What has salience to do with it?
In the third week of my reading class, we read this recent paper
Dennison, J. (2020). How issue salience explains the rise of the populist right in western europe. International Journal of Public Opinion Research, 32(3), 397–420. http://dx.doi.org/10.1093/ijpor/edz022
The author argues that various explanations for radical right support are all linked to the salience of their issues (first and foremost immigration).
What we liked
The students (and I) thought this was an interesting new approach to an already crowded (but still interesting) field. Students found the text accessible and well-structured, liked the models (particularly the presentation of the fixed effects approach, which was new to most of them) and the literature review. They also said the benefited from the carefully written introduction and the extensive conclusions.
What we did not like so much
There was not much we did not like, but some minor points were raised. The figures were less than perfectly readable.

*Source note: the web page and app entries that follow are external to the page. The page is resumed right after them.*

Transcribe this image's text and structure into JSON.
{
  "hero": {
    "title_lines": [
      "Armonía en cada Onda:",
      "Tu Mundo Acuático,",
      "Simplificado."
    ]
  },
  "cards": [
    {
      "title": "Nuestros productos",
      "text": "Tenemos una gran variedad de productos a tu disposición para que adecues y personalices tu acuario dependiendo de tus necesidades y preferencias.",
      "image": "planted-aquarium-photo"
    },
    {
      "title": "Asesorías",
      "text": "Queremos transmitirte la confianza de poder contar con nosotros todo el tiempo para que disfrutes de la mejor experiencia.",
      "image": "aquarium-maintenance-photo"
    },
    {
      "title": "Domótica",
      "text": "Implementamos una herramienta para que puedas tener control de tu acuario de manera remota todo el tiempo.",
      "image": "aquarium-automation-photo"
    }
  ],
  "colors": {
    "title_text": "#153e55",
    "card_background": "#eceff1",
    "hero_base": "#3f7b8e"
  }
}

The argument for aggregating individual data was not immediately obvious (but became clear once we discussed the alternatives). Students would have liked some explanations re the random effects specification and asked for replication data.
We also wondered if it would have been possible/necessary to include fixed effects in the structural equation model. And finally, the students were a bit disappointed that the only case for which individual data were available was the UK, arguably an unusual case in the larger far-right landscape. But at the end of the day, we very much enjoyed reading this text.